  • Pricing for micro grid energy consumption based on usage

Technology:

Blockchain allows consumers to produce energy, and to trade it directly with other consumers in a peer-to-peer network.

SolarCoin is a digital currency like bitcoin. The difference with bitcoin is that SolarCoin is not “mined“ by letting a computer work out some computations. It’s mined by producing renewable energy. If your domestic solar panel creates 1 MwH of energy, you receive 1 SolarCoin.

This solarcoin is kept in an online wallet that you can update manually or let it update and earn automatically by, for now, a Smappee energy monitor (soon other energy monitors will follow).

This same wallet can be used for three things:

  1. to store the coins you create with your solar panel,
  2. to receive payments for the energy you sell, and to,
  3. pay for energy you trade with your neighbors.

In fact, you won’t even need to install energy production at your home. It will become perfectly possible to buy a solar panel, install it anywhere and collect SolarCoins.

Another benefit is that the entire transaction remains transparent due to a shared ledger amongst the neighbourhood.

Stakeholders:

  • Blockchain currency issuing agencies
  • Domestic users of renewable energy smart grid
  • Local public Utilities
  • Solar system installers and manufacturers

Next steps:

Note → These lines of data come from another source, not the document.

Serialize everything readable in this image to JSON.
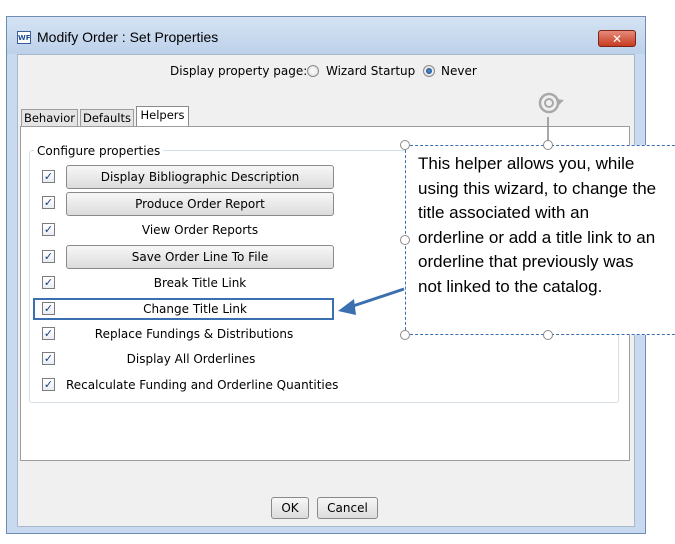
{
  "window": {
    "icon_text": "WF",
    "title": "Modify Order :  Set Properties",
    "close_glyph": "✕"
  },
  "display_property_page": {
    "label": "Display property page:",
    "options": [
      "Wizard Startup",
      "Never"
    ],
    "selected": "Never"
  },
  "tabs": [
    {
      "label": "Behavior",
      "active": false
    },
    {
      "label": "Defaults",
      "active": false
    },
    {
      "label": "Helpers",
      "active": true
    }
  ],
  "configure": {
    "label": "Configure properties",
    "items": [
      {
        "label": "Display Bibliographic Description",
        "checked": true,
        "is_button": true
      },
      {
        "label": "Produce Order Report",
        "checked": true,
        "is_button": true
      },
      {
        "label": "View Order Reports",
        "checked": true,
        "is_button": false
      },
      {
        "label": "Save Order Line To File",
        "checked": true,
        "is_button": true
      },
      {
        "label": "Break Title Link",
        "checked": true,
        "is_button": false
      },
      {
        "label": "Change Title Link",
        "checked": true,
        "is_button": false
      },
      {
        "label": "Replace Fundings & Distributions",
        "checked": true,
        "is_button": false
      },
      {
        "label": "Display All Orderlines",
        "checked": true,
        "is_button": false
      },
      {
        "label": "Recalculate Funding and Orderline Quantities",
        "checked": true,
        "is_button": false
      }
    ]
  },
  "callout": {
    "lines": [
      "This helper allows you, while",
      "using this wizard, to change the",
      "title associated with an",
      "orderline or add a title link to an",
      "orderline that previously was",
      "not linked to the catalog."
    ]
  },
  "footer": {
    "ok_label": "OK",
    "cancel_label": "Cancel"
  },
  "colors": {
    "callout_border": "#3c6fb0",
    "highlight": "#3c6fb0",
    "close_button": "#c73b22"
  },
  "icons": {
    "rotate": "rotate-icon",
    "check": "✓"
  }
}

  • Siemens has set up a pilot project in Brooklyn where a mini and smart grid for 10 homes early last year, which is due to expand and include a school, hospital and park this year and potentially the entire neighbourhood by 2018.
  • Other companies and entrepreneurs should look at blockchain as a valuable way to share and track utilities.
  • Policy for enabling such technology to take flight so that it can reach scale quickly
  • 1,613,853.5 SolarCoins have been granted so far, in 41 out of 215 countries

 

https://richtopia.com/emerging-technologies/blockchain-renewable-energy-sustainability

https://solarcoin.org/en/frequently-asked-questions

https://www.siemens.com/innovation/en/home/pictures-of-the-future/energy-and-efficiency/smart-grids-and-energy-storage-microgrid-in-brooklyn.html

Smart Home energy consumption system

Sustainability Problem: 

Citizens in the city have multiple energy consuming appliances which results in peak loads on grids which can be expensive, difficult to maintain and is unsustainable.

Technology Solution: eCoach, Twingz

Using IoT, the technology predicts consumer appliance load and shares it with the energy companies in the area. It also shares analysed data to the consumer itself, so that they are made aware of their energy needs.

Over time this prediction becomes increasingly accurate which helps the energy companies to plan out a needs assessment, it helps the consumers to understand how they can save costs by effectively using their appliances. All of the information is made available in real time over mobile apps.

This is done by attaching the IoT device to the electric meters of the house.

Stakeholders:

  • Consumers
  • Energy Companies
  • Insurance companies
  • Real estate companies

Usage:

  • One way is that the start up company Twingz, will send their experts to install the IoT devices, and the app – at your home.
  • Then they work with the local energy companies and sync their databases to share the data.
  • Insights developed are shared via the app to change consumer behaviour

Screenshot_20170314-113217_framed.png

The company Twingz is based out of Austria and has recently received Early stage funding and accelerator support from the StartUp Bootcamp in Amsterdam.

They have a variety of products that supplement this IoT technology.

Resources:

http://www.twingz.com/products/ecoach/

https://www.startupbootcamp.org/blog/2016/03/10-eager-startups-smart-city-living-2016-accelerator-cohort/

http://www.twingz.com/

UNI – vk2384